Current assets are short-term resources serving immediate business needs, such as such as inventory and cash.

Current assets refer to the resources owned by a business that are expected to be used or sold within a year. These assets play a crucial role in a company’s day-to-day operations as they can be converted into cash, enabling the business to meet its daily expenses, bills, and loan obligations – collectively known as its current liabilities.

Key characteristics

  • Tangibility: Current assets are often tangible, physical items that are expected to be utilized or transformed into cash within a year.
  • Financial Benefit: They provide financial benefits by facilitating the coverage of day-to-day expenses through sales or use.
  • Depreciation Exemption: Unlike some assets, current assets are not subject to depreciation.

Examples of current assets

Common examples of current assets include:

  1. Cash: Funds in the till or bank.
  2. Inventory: Goods intended for sale to customers.
  3. Accounts Receivable: Payments due to the company.
  4. Prepaid Expenses: Advance payments for items like insurance policies or software subscriptions.
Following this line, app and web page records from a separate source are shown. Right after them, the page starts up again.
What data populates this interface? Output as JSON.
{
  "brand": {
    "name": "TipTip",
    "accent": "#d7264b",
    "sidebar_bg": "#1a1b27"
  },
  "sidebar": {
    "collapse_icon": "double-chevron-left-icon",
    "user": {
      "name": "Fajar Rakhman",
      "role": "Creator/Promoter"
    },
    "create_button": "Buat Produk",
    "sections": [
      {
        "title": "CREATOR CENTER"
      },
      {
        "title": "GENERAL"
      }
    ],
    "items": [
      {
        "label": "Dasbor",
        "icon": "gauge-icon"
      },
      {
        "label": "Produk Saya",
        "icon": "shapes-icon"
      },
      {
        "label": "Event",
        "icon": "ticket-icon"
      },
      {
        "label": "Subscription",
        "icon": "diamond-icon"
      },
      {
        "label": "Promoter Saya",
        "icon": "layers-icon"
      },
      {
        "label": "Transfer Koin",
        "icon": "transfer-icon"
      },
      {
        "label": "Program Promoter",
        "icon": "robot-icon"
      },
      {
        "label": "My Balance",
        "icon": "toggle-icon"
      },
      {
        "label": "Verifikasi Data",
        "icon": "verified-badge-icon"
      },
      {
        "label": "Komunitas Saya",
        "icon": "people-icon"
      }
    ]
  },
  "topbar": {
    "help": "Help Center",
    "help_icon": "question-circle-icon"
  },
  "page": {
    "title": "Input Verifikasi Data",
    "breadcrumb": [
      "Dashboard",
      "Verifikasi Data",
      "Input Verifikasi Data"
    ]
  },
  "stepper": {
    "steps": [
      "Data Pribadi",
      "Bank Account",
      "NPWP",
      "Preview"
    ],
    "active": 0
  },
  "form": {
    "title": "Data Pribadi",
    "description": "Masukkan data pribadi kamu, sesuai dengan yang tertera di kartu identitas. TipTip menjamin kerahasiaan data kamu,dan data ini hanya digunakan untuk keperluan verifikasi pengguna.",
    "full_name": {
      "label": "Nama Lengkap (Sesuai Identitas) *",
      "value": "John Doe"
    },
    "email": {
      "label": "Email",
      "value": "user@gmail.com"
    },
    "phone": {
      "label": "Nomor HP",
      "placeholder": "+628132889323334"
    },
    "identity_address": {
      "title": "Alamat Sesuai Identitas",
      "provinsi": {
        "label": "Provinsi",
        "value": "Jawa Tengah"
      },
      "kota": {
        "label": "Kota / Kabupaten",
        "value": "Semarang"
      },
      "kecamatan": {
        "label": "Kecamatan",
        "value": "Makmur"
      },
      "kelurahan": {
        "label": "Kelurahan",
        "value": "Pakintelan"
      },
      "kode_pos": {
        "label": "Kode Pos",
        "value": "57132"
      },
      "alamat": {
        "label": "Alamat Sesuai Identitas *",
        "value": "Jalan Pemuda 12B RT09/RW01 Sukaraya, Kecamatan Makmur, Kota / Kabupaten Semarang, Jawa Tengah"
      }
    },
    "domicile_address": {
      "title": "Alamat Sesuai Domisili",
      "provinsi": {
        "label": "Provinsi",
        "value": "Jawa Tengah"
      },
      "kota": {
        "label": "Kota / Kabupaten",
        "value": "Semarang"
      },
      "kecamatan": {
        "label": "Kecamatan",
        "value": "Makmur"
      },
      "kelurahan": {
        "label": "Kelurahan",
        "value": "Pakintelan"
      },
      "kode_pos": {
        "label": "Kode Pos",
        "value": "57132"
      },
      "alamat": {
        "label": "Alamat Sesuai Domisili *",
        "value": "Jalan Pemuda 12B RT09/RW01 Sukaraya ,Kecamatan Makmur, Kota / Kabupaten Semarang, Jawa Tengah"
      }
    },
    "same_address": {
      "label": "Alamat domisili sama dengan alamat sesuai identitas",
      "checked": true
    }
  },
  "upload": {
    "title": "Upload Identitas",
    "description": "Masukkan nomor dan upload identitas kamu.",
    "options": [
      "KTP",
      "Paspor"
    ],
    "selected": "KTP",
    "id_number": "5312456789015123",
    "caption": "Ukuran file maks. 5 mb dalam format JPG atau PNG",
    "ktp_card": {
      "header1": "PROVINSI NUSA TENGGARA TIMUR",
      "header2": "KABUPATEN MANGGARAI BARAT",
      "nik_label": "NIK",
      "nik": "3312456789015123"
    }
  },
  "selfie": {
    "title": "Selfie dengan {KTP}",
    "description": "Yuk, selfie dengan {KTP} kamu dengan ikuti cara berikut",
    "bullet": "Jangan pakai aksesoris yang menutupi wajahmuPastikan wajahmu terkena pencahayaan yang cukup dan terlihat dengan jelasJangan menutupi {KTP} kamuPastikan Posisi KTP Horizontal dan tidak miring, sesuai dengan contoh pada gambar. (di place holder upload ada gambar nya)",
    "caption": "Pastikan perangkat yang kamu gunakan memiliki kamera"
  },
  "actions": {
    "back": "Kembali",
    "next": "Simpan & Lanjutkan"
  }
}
Current Assets vs. Non-Current Assets

While current assets are convertible to cash within a year, non-current assets, like property and equipment, have a longer conversion timeline and are subject to depreciation.

Formula for Current Assets

Current Assets=C+CE+I+AR+MS+PE+OLA


  • C = Cash
  • CE = Cash Equivalents
  • I = Inventory
  • AR = Accounts Receivable
  • MS = Marketable Securities
  • PE = Prepaid Expenses
  • OLA = Other Liquid Assets

How do business owners use current assets?

Business owners, investors and creditors closely monitor current assets to assess a company’s ability to meet short-term obligations. Various liquidity ratios, such as the current ratio, quick ratio, and cash ratio, provide insights into a company’s financial health.